- INSTRUCTIONS FOR THE TASK: What lines of the data hold the string "charging"? Pull each one out.

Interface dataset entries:

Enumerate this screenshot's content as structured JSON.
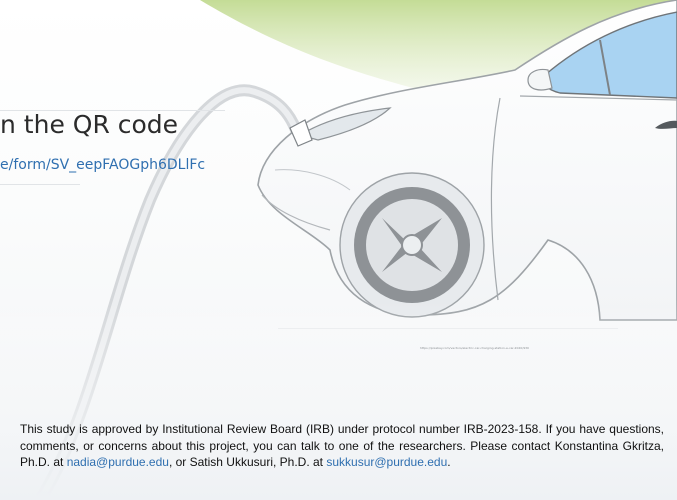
{
  "slide": {
    "heading": "n the QR code",
    "survey_link": "e/form/SV_eepFAOGph6DLlFc",
    "image_credit": "https://pixabay.com/vectors/electric-car-charging-station-e-car-2020/930",
    "notice": {
      "part1": "This study is approved by Institutional Review Board (IRB) under protocol number IRB-2023-158. If you have questions, comments, or concerns about this project, you can talk to one of the researchers. Please contact Konstantina Gkritza, Ph.D. at ",
      "email1": "nadia@purdue.edu",
      "part2": ", or Satish Ukkusuri, Ph.D. at ",
      "email2": "sukkusur@purdue.edu",
      "part3": "."
    }
  },
  "colors": {
    "link": "#2f6fb0",
    "hill_green": "#c9dfa0",
    "car_window": "#a9d3f2",
    "tire": "#8e9296"
  },
  "icons": {
    "illustration": "electric-car-charging-illustration"
  }
}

- SOLUTION:
    "image_credit": "https://pixabay.com/vectors/electric-car-charging-station-e-car-2020/930",
    "illustration": "electric-car-charging-illustration"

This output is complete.